Stored data
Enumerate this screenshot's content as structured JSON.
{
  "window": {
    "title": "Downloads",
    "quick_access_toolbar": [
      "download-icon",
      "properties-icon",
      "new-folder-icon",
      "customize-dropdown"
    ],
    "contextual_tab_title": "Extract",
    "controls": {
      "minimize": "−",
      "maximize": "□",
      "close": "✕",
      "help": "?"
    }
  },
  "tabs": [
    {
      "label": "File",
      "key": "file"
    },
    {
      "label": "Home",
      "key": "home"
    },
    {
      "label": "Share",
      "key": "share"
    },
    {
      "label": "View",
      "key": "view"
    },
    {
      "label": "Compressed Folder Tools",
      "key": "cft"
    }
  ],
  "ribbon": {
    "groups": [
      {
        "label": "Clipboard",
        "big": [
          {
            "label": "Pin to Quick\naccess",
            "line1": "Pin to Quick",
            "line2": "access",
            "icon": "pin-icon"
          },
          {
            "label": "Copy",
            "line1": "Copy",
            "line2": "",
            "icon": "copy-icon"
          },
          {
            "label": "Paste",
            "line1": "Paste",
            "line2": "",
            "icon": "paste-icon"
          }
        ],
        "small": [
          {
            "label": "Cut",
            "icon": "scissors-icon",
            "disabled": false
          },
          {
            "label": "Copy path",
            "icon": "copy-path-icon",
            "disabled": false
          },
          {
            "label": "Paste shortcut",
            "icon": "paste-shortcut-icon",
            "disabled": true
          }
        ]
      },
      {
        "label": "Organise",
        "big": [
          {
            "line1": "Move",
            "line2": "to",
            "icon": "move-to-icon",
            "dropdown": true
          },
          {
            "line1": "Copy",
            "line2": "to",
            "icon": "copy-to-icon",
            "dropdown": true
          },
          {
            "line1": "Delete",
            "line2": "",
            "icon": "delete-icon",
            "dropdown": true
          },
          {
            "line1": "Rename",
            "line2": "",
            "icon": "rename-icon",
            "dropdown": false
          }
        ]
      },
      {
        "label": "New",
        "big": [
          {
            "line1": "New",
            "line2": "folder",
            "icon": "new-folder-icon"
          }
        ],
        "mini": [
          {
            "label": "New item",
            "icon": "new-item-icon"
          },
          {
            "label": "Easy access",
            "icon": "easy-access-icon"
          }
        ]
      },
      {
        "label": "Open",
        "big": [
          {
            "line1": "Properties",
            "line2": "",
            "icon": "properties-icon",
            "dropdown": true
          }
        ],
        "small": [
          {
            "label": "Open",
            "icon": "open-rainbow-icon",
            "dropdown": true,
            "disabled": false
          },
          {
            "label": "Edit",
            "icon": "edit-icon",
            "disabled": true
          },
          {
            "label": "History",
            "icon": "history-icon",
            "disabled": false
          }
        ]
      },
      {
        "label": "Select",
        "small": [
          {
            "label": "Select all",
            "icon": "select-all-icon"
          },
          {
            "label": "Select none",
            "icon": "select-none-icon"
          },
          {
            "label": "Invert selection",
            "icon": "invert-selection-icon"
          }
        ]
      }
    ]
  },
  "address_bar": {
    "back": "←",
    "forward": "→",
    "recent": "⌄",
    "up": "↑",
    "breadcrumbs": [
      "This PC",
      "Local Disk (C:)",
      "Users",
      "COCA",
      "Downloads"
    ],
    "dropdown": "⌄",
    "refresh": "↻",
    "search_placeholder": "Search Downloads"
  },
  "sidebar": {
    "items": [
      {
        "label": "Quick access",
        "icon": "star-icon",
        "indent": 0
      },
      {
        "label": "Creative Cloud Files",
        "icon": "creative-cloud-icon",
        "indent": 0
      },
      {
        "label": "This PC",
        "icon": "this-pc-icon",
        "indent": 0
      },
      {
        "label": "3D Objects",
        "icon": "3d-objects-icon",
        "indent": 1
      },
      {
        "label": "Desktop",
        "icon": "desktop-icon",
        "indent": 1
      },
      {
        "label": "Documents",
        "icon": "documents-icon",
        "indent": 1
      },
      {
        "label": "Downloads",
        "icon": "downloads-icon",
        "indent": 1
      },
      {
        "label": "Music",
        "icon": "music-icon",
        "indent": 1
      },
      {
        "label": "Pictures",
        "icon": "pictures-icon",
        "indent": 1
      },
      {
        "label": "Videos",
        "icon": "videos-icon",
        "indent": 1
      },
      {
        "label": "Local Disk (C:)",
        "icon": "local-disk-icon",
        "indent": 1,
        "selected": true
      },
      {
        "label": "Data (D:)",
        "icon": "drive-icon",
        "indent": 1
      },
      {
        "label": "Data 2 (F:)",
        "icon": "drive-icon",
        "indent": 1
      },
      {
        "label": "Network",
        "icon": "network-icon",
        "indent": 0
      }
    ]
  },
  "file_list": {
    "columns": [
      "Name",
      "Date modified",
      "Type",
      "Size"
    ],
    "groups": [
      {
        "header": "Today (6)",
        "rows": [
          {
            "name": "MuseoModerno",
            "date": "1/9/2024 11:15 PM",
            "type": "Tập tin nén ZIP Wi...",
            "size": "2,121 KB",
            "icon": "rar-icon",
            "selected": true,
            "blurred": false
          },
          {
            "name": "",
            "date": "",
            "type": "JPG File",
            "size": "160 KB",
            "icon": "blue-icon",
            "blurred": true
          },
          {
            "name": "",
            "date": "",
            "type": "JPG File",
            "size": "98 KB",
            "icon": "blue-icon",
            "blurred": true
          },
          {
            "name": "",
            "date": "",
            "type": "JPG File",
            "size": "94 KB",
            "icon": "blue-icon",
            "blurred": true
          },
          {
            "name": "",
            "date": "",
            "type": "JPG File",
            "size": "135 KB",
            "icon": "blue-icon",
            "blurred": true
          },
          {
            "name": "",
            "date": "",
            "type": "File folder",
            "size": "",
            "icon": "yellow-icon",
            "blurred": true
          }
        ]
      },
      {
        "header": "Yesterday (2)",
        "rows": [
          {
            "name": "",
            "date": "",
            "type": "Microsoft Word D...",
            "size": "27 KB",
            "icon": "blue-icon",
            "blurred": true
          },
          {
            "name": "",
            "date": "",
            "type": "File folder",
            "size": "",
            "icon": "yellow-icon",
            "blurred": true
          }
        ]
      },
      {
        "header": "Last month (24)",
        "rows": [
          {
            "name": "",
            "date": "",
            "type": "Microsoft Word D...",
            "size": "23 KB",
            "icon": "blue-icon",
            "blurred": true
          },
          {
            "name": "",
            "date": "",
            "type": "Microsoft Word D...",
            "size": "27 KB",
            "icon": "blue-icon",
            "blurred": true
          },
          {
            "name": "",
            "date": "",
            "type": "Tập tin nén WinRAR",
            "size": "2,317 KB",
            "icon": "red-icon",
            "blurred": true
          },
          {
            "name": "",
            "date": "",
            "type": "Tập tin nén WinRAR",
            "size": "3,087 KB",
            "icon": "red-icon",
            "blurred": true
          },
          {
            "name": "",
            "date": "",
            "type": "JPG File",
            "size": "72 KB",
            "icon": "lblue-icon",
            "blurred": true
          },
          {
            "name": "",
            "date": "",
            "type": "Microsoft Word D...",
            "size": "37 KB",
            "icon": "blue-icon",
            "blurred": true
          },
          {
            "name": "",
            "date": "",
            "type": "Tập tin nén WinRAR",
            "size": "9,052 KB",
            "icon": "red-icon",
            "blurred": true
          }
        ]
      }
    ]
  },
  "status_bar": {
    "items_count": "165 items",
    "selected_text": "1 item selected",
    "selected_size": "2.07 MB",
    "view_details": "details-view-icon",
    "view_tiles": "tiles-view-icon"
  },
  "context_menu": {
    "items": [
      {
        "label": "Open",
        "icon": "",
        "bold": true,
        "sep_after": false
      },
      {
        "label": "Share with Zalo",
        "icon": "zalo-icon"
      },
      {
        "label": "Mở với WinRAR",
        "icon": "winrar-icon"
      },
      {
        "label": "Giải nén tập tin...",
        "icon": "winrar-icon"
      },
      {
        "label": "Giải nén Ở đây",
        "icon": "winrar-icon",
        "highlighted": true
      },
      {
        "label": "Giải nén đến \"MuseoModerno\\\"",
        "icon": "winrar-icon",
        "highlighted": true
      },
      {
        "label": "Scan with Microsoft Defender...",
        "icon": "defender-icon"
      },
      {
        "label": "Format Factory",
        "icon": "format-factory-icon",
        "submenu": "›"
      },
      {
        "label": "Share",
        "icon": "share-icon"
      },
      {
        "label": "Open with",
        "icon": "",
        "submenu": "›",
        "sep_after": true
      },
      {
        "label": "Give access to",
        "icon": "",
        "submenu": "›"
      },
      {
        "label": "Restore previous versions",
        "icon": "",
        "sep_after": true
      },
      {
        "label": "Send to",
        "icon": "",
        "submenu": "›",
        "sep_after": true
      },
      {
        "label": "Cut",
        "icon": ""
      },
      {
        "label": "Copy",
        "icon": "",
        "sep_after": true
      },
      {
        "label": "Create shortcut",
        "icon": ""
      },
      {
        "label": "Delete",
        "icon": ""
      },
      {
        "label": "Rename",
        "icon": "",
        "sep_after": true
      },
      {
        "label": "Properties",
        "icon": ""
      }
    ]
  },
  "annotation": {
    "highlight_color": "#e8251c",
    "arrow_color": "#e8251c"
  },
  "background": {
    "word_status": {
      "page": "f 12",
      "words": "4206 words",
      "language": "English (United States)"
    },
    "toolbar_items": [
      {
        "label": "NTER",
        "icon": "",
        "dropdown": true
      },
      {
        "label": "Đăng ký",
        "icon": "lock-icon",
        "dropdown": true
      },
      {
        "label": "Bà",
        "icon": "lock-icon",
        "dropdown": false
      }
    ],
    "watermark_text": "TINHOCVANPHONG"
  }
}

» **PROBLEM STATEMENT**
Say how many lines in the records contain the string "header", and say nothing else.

» **RESPONSE TO THIS TASK**
3